Conservation genetics of
the Mediterranean monk seal
Project coordinator (2018-2020)
Funding : Fondation Prince Albert II (FPA2)
« Génétique de la conservation du phoque moine de Méditerranée »
Through the last two centuries, negative interactions with fishermen and growing human encroachment in coastal areas have resulted in the disappearance of the Mediterranean monk seal (Monachus monachus) from most of its range. With less than 700 individuals isolated in two main populations (eastern Mediterranean and North Atlantic), the species is considered the most endangered seal on Earth. Available genetic evidence shows that the Mediterranean monk seal is among the most genetically depauperate mammals, challenging the recovery of the species.
In the project, we explore the inputs of high-throughput sequencing approaches combining historical and extant populations in (i) the timing and localization of population collapses and (ii) the development of new molecular markers to study fine-scale population genetic processes in the surviving populations.
Our approach aims to identify the evolutionary processes possibly involved in the near extinction of the Mediterranean monk seal, and to establish a scientifically-base conservation plan for the last breeding populations. The involvement of a Greek NGO (MOm) will help anchor our project in applied conservation and disseminate our results to local and international actors.
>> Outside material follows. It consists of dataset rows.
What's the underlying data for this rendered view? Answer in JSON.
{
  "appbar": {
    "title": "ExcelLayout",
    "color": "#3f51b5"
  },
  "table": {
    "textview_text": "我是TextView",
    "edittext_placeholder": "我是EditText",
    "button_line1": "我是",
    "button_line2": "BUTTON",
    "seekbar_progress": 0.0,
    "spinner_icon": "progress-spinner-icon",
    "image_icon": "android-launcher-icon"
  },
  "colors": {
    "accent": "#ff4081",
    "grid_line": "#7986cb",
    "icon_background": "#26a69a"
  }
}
Centro Musei delle Scienze Naturali e Fisiche of the University of Naples “Federico II” specimen Z245.